Body mass index and risk of perioperative cardiovascular adverse events and mortality in 34,744 Danish patients undergoing hip or knee replacementCatharina Thornqvist, Gunnar H Gislason, Lars Køber, Per Føge Jensen, Christian Torp-Pedersen & Charlotte Andersson
Background and purpose — Obesity is a risk factor for osteoarthritis in the lower limb, yet the cardiovascular risks associated with obesity in hip or knee replacement surgery are unknown. We examined associations between body mass index (BMI) and the risk of a major adverse cardiovascular event (MACE: ischemic stroke, acute myocardial infarction, or cardiovascular death) or the risk of all-cause mortality in a nationwide Danish cohort of patients who underwent primary hip or knee replacement surgery.
Methods — Using Danish nationwide registries, we identified 34,744 patients aged ≥ 20 years who underwent elective primary hip or knee replacement surgery between 2005 and 2011. We used multivariable Cox regression models to calculate the 30-day risks of MACE and mortality associated with 5 BMI groups (underweight (BMI < 18.5 kg/m2), normal weight (18.5–24 kg/m2), overweight (25–29 kg/m2), obese 1 (30–34 kg/m2), and obese 2 (≥ 35 kg/m2)).

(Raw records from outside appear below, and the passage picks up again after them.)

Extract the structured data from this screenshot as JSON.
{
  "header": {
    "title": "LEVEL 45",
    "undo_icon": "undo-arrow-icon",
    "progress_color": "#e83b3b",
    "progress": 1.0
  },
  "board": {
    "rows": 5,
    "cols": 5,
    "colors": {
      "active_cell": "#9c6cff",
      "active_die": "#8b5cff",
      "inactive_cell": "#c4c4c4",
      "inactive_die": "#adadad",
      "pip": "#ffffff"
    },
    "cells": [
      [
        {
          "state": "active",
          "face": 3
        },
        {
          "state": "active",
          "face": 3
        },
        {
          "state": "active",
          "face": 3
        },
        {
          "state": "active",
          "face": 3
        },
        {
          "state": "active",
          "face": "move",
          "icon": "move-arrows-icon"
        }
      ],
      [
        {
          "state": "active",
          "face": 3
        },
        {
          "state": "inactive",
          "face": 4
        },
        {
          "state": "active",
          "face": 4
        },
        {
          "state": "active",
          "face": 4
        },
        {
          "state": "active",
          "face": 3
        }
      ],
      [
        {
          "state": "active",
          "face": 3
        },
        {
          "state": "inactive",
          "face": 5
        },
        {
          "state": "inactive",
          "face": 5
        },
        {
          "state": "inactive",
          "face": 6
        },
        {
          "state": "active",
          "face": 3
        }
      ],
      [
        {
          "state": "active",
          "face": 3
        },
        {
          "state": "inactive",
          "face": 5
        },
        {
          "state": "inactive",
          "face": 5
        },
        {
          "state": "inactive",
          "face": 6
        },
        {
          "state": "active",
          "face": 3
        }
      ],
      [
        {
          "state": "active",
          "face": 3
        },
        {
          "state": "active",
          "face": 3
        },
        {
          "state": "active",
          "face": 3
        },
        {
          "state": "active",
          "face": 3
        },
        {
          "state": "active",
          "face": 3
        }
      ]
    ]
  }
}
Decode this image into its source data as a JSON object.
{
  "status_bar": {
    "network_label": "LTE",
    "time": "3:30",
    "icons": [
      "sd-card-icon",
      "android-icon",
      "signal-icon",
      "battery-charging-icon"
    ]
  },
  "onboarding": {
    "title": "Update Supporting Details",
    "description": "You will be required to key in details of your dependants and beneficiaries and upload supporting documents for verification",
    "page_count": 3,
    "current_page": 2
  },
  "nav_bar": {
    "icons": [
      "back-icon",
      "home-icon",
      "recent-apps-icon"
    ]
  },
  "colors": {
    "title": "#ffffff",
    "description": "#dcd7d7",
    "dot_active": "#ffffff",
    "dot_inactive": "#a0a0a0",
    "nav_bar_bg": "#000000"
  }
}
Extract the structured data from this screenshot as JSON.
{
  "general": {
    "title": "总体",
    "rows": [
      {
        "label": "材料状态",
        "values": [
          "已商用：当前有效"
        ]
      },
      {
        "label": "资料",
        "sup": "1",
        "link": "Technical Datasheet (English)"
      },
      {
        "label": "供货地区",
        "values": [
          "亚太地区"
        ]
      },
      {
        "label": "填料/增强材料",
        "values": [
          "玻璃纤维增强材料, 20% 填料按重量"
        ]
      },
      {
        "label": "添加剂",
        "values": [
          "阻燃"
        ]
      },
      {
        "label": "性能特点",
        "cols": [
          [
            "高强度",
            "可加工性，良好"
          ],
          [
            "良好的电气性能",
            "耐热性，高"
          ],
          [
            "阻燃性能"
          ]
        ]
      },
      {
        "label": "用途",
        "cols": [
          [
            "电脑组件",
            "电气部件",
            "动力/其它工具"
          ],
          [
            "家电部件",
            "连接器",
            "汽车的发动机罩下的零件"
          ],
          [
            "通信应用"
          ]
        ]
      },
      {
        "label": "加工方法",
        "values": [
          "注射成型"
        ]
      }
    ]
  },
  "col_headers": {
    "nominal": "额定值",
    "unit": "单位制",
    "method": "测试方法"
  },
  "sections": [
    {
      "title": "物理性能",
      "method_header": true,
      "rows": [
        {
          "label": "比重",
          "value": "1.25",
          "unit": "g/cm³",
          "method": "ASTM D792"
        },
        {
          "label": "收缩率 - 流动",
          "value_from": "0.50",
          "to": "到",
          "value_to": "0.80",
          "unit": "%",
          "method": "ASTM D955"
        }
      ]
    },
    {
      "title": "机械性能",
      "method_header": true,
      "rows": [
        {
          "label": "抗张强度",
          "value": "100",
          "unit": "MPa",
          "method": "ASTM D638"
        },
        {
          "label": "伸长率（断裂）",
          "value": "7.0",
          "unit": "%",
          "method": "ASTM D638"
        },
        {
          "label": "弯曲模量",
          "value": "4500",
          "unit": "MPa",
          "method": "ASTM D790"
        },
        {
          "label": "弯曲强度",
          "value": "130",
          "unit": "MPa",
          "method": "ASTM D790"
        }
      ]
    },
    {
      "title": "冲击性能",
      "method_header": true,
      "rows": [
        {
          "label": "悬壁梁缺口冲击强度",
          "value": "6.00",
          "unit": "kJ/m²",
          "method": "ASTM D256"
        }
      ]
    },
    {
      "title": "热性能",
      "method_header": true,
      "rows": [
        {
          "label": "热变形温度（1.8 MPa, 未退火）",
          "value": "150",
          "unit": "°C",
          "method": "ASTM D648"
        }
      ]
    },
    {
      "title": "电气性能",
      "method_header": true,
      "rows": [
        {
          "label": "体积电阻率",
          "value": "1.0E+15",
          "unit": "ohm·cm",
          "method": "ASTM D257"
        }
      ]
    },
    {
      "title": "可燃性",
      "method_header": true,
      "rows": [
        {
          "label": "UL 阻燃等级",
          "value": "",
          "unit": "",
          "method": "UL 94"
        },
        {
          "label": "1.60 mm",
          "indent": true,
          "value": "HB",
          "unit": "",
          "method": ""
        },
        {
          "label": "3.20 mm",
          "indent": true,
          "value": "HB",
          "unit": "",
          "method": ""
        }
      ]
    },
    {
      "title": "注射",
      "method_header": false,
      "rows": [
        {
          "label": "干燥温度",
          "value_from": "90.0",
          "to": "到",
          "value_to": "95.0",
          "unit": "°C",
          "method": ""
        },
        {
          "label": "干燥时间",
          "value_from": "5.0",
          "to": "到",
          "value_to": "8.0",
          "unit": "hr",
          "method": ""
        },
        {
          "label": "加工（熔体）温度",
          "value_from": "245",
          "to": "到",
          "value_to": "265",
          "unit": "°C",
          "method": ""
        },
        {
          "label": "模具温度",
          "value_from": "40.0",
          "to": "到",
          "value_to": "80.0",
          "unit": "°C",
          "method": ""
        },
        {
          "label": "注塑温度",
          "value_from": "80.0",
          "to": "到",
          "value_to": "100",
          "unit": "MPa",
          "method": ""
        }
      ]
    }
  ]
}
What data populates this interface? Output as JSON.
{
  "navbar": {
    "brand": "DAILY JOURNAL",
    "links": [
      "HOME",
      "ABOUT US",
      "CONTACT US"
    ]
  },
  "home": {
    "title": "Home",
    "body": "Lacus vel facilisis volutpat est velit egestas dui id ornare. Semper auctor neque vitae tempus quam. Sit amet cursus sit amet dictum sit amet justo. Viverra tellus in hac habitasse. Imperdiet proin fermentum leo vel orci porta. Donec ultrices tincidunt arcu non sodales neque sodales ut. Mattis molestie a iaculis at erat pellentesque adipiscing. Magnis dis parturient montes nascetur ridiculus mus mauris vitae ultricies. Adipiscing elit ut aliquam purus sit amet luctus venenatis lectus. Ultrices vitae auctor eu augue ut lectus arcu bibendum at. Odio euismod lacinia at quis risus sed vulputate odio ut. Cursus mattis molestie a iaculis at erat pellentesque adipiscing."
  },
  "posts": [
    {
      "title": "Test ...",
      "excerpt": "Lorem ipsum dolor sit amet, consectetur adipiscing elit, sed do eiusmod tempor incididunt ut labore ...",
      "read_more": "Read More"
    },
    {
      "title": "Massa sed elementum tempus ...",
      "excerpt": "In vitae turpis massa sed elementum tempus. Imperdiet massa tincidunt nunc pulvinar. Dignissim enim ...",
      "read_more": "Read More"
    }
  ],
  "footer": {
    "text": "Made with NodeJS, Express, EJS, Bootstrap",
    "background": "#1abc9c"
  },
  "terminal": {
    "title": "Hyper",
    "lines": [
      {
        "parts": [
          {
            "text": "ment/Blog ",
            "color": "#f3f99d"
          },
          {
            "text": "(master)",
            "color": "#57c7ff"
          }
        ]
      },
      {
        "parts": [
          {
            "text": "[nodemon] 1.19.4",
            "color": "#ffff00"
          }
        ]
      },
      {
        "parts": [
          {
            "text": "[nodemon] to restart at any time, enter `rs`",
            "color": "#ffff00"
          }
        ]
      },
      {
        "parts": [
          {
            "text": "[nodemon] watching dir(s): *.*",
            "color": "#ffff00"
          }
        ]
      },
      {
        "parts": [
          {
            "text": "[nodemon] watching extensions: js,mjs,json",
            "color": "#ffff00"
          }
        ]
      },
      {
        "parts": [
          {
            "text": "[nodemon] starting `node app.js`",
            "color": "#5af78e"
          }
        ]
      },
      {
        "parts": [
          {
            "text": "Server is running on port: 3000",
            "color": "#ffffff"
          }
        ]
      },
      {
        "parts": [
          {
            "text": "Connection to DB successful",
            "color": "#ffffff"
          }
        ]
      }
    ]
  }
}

Results — In total, 232 patients (0.7%) had a MACE and 111 (0.3%) died. Compared with overweight, adjusted hazard ratios (HRs) were 1.2 (95% CI: 0.4–3.3), 1.3 (0.95–1.8), 1.6 (1.1–2.2), and 1.0 (0.6–1.9) for underweight, normal weight, obese 1, and obese 2 regarding MACE. Regarding mortality, the corresponding HRs were 7.0 (2.8–15), 2.0 (1.2–3.2), 1.5 (0.9–2.7), and 1.9 (0.9–4.2). Cubic splines suggested a significant U-shaped relationship between BMI and risks with nadir around 27–28.
Interpretation — In an unselected cohort of patients undergoing elective primary hip or knee replacement surgery, U-shaped risks of perioperative MACE and mortality were found in relation to BMI. Patients within the extreme ranges of BMI may warrant further attention.